We use quasi-two-dimensional emulsions as experimental models to study the flow of jammed materials (amorphous solids). Our emulsions are oil droplets in water and are compressed between two parallel glass plates so that the droplets are deformed into pancake-like disks. We use microscopy to observe these droplets as they flow. From the deformed outlines of the droplets, we can measure all of the inter-droplet forces to within 10%. In this way, we study the relationship between the local stresses in the system and the rearrangements as the sample is sheared. In particular, we find that at very slow flow rates (quasi-static flow), we see large avalanches of rearrangements, whereas at higher flow rates rearrangement events occur more frequently but involve fewer droplets.
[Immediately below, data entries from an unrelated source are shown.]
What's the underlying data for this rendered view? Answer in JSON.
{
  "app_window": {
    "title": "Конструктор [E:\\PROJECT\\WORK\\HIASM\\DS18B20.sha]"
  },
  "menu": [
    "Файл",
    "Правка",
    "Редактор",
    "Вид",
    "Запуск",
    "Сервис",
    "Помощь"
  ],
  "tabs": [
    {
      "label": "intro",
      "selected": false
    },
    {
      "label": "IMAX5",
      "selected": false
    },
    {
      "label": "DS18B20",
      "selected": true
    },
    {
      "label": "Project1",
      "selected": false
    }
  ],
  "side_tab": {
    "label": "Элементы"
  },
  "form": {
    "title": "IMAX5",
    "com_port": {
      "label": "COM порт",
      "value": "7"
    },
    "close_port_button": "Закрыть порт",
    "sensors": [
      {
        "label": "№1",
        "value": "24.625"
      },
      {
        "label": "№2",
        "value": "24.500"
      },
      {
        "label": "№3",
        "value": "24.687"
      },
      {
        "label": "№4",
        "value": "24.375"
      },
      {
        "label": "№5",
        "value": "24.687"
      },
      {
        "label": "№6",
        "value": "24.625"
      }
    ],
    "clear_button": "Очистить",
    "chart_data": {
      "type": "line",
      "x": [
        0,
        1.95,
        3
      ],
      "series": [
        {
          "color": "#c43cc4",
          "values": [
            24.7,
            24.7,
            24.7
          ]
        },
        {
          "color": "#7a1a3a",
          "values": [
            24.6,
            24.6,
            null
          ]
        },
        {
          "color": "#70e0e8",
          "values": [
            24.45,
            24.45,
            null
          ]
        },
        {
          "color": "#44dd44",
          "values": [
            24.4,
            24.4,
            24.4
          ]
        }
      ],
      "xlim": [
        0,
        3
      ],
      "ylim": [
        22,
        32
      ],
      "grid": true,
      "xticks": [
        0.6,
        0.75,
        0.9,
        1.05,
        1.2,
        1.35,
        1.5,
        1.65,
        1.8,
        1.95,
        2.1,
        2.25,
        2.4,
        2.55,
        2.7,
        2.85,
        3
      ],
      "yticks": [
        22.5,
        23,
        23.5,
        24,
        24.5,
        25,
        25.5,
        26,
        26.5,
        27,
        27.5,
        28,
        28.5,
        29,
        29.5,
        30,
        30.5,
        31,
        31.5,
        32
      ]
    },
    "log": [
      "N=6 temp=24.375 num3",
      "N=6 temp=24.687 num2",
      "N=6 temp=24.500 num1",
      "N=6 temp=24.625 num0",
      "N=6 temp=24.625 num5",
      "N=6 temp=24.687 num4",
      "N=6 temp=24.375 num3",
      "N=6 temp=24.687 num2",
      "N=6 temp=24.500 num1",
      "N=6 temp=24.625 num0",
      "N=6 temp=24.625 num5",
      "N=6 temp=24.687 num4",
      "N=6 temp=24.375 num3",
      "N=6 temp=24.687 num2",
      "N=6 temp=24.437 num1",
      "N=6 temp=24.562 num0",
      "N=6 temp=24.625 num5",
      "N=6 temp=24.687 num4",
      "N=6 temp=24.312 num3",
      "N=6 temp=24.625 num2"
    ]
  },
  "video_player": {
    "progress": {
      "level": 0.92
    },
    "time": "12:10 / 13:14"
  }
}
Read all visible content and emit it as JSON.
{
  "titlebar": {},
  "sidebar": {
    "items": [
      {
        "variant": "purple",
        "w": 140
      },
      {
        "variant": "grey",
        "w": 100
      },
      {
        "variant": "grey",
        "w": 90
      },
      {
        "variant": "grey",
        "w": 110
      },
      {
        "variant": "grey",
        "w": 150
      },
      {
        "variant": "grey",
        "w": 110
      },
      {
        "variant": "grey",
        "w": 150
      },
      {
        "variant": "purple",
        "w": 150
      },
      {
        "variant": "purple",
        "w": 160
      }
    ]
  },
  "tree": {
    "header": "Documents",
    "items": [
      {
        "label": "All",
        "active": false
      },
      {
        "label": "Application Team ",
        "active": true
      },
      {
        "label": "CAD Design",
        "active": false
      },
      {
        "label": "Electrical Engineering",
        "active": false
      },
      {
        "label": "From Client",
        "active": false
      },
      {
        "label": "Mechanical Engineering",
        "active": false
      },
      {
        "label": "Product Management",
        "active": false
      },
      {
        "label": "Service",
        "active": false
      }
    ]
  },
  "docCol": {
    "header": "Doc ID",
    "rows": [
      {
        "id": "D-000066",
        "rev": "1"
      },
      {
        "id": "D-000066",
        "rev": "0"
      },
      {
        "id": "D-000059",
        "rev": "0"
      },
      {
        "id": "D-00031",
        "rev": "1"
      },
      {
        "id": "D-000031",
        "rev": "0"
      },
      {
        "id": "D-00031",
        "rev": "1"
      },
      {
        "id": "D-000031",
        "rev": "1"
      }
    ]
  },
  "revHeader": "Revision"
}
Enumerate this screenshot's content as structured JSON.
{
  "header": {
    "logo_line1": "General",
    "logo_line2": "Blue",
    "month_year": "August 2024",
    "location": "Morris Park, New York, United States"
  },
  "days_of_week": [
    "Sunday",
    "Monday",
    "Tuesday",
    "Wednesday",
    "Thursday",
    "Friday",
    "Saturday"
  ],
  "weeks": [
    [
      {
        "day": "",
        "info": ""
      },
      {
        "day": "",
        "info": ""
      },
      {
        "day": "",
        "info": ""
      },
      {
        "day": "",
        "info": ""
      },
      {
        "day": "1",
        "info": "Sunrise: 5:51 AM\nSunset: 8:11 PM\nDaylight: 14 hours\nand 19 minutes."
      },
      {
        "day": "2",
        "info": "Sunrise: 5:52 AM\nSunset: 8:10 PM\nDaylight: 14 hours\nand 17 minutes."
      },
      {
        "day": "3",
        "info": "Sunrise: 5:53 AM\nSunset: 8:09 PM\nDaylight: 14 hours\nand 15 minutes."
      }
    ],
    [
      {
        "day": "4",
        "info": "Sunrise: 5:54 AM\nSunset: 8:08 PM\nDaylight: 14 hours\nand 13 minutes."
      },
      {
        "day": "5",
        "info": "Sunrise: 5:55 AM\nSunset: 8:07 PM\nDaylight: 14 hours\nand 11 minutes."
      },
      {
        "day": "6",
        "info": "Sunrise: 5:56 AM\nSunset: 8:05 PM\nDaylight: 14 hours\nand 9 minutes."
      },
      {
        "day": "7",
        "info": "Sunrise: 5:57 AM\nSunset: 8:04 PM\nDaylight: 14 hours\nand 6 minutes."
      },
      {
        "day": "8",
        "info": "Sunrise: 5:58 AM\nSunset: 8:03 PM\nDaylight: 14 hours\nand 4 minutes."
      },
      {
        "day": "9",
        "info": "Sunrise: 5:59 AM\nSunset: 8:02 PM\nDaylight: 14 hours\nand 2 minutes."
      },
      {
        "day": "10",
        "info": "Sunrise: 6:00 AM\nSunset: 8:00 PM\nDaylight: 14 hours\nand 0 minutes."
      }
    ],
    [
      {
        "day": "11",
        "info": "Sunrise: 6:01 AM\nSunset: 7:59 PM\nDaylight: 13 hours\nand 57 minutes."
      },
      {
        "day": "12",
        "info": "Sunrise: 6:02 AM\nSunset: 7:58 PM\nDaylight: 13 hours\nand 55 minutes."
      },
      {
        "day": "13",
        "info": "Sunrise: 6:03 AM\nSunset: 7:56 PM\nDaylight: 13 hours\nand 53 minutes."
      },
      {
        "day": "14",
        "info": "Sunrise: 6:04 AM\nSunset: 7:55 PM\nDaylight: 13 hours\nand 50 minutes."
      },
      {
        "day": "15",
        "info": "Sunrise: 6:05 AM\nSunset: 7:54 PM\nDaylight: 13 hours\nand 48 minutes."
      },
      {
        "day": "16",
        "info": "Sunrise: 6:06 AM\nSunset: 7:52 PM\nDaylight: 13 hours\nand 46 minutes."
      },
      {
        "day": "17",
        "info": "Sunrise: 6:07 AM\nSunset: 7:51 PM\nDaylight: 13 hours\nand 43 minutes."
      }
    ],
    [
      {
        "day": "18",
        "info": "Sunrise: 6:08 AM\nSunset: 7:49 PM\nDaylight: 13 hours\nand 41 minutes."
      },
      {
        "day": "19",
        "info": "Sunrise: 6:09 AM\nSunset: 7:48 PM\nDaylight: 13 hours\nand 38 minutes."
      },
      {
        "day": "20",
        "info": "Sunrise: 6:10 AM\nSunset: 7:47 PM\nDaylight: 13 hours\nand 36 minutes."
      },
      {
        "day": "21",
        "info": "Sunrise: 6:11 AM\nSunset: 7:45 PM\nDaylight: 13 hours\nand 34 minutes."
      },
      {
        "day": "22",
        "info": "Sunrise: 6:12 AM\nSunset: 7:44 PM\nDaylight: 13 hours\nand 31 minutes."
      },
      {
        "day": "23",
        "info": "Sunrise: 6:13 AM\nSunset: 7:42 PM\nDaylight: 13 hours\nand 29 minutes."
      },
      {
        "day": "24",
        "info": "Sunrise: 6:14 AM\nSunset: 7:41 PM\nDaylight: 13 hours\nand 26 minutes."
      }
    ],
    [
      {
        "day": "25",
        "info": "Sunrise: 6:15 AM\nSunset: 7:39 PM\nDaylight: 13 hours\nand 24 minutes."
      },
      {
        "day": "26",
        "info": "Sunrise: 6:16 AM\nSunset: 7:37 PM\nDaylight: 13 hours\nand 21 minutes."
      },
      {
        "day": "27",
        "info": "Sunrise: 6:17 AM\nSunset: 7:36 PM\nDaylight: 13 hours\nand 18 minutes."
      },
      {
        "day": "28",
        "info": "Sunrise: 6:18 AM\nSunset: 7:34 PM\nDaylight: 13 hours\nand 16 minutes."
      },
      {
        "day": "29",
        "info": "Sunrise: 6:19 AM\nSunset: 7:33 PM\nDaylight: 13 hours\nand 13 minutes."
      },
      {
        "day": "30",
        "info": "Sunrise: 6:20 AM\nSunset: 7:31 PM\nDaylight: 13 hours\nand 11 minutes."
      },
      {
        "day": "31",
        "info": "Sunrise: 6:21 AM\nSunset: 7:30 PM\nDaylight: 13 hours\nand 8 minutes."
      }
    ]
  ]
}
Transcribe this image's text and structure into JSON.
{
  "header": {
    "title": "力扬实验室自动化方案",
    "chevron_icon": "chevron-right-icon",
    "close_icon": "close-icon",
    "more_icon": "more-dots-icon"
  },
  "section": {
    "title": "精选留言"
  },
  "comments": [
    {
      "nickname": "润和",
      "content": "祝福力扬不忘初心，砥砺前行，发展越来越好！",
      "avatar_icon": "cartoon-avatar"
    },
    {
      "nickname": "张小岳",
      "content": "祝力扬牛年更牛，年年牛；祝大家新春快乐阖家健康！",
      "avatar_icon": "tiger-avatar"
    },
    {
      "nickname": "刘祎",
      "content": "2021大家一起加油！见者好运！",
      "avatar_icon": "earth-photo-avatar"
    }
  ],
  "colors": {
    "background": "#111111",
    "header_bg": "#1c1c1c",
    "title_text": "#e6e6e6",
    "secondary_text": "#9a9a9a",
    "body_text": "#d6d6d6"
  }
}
The simplest rearrangement involves four droplets (a 'T1 event') and we confirm theoretical predictions for the quadrupolar spatial pattern of the stress redistribution around the T1 events.
Flow of amorphous solids modeled with emulsion droplets
Thursday, April 14, 2016
NCSU Golden Leaf BTEC Room 135 | 4:30pm